In a previous post I have talked about lectors, and the reference to them in Mark and Revelation, now I want to focus on one particular, and particularly important Pauline text— 1 Tim. 4.13. The translation of this verse varies widely from one English translation to the next, and that is in part because of the lack of understanding about oral texts and how texts function in oral cultures. Paul is giving succinct advice of what Timothy should be busy doing in his absence when it comes to activities in the Ephesian Church (on the provenance of the Pastorals see my Letters and Homilies for Hellenized Christians Vol. One IVP). He says the following: “until I come, devote yourself to/officiate ‘the reading’, the ‘paraklesis’, the teaching. The last term is not in dispute, and whatever else one wants to say about it means that Timothy is expected to teach the converts in Ephesus, assume authority over them in such a role in view of the absence of Paul. When Paul arrives, he will take over.
But what about those other two terms, and what about the verb itself— prosecho has a range of meanings— ‘pay attention to’ ‘ devote oneself to’ but in a context of some public function and in particular in a pedagogical context (which the term ‘teaching’ makes clear here) it means something more like officiate or preside over, with the implication that the person in question will have much the same role as say an elder or a president of a synagogue would. There can be little doubt, on the basis of the Pastoral Epistles that there was considerable carry over from the structure of worship in the synagogue and the earliest Christian meetings. They were at no point entire charismatic free-for-alls, nor were they purely ‘organic’ in the sense that people would lead or speak as the Spirit prompted on the occasion. No, the Pauline co-worker was in charge in this case, and he was to attend to, officiate or simply do the teaching. Back to the other two objects of that verb ‘devote yourself to’.
The first term simply means ‘reading’, something which the NRSV rather redundantly translates as ‘public reading’, and then entirely gratuitously adds to the Greek ‘the scriptures’, a phrase which occurs in no manuscript at all. All reading in the context of a meeting like this is of course reading out loud and so a public reading. But what is ‘the reading’ that Timothy is called to do or officiate? It is certainly possible that it is the OT (see 2 Tim. 3.16) but if so it is surprising Paul does not say so more clear. One would have expected him to tell Timothy to read he graphe, the usual term for the written Scriptures. But this he does not do. Now we know for a fact that Paul’s letters were read aloud in the congregations, perhaps usually by his emissary co-worker, but not always (see 2 Cor. 7.8; Col. 4.16; 1 Thess. 5.27; 2 Thess. 3.14). It is perfectly possible that ‘the reading’ in question is Paul’s letter, and the reader is the lector, namely Timothy or someone he assigns the text to. But there is one more term of importance here, one more noun to decipher.
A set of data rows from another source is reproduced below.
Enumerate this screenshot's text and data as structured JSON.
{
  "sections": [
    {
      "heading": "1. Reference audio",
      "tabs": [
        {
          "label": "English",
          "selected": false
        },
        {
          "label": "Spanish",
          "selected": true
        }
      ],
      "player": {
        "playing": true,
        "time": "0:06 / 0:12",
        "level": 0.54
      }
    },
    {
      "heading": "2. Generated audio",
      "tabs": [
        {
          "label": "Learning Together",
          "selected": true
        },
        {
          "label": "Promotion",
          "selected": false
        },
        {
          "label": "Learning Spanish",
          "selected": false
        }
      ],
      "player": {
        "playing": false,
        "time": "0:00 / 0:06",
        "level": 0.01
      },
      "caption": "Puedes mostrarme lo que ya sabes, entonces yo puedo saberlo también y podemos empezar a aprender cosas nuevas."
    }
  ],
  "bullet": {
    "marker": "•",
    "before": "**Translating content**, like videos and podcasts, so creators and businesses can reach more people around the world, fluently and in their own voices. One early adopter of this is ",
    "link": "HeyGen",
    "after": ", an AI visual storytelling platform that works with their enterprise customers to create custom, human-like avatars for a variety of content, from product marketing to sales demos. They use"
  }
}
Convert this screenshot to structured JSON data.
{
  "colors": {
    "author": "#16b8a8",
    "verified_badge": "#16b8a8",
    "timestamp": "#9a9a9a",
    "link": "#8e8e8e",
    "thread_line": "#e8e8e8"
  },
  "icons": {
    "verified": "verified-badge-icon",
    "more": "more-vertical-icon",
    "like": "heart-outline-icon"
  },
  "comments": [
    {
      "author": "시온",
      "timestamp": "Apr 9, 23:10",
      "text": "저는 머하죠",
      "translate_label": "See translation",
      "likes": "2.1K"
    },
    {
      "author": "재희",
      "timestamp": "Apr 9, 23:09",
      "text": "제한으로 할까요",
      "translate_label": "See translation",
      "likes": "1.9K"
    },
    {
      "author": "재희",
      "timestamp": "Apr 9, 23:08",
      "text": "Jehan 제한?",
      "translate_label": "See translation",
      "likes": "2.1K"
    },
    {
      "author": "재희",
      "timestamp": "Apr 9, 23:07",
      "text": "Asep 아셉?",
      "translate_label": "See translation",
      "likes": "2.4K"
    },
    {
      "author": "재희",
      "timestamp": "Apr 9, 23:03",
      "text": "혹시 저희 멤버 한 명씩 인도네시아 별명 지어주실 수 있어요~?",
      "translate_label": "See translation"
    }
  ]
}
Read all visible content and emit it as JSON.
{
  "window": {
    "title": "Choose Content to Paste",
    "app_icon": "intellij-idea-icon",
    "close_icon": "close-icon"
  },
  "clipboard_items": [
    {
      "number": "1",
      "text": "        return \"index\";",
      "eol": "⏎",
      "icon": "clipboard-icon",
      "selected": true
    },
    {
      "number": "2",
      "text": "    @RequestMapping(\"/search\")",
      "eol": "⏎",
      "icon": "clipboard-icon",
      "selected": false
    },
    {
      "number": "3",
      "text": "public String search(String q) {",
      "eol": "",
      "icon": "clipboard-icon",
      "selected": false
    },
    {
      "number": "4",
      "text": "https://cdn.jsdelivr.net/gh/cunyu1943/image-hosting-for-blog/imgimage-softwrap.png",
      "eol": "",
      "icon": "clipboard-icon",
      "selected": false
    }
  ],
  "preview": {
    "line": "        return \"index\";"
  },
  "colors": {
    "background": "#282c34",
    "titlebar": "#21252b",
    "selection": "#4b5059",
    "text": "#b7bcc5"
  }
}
That noun is paraklesis and while it can certainly be rendered ‘exhortation’ which is a specific form of preaching, it is more likely that the noun should be translated in its broader sense of ‘preaching’. This then might provide us with a sequence of events— first the reading of either Scripture or a Pauline letter (which not incidentally Paul saw as just as much the living Word of God as the OT or his own preaching— see 1 Thess. 2.13), then the preaching, and then finally the instruction based on the reading and preaching. Interestingly enough, this seems precisely to have been the order of things in a synagogue service— the reading, then the homily, and then some final teaching and indeed dialogue about what had been said and taught. Among other things this of course implies not only that Timothy could read, but that he was capable of preaching and teaching as well, and Paul wants him to get on with it, or at least to make sure it gets done.
One of the great myths about earliest Christianity is that it was originally ‘formless and void’ until the second and later century churches said ‘let their be hierarchial structure and ecclesiology— and lo there was structure and ecclesiology’. This is frankly false as the Pastoral Epistles, and indeed other Pauline epistles make quite clear. There was and indeed has always been a tension between Spirit and structure in the church, and the trick is to neither quench the Spirit, nor overly rigidify the structures. What is new about the ekklesia compared to the synagogue is the new spiritual gifts, the charismata, but the existence and use of those gifts in worship did not rule out, nor run roughshod over the structures taken over from the synagogue in the earliest Christian meetings any more than the spiritual gifts ruled out the effect of the household structures on such meetings.
Think on these things.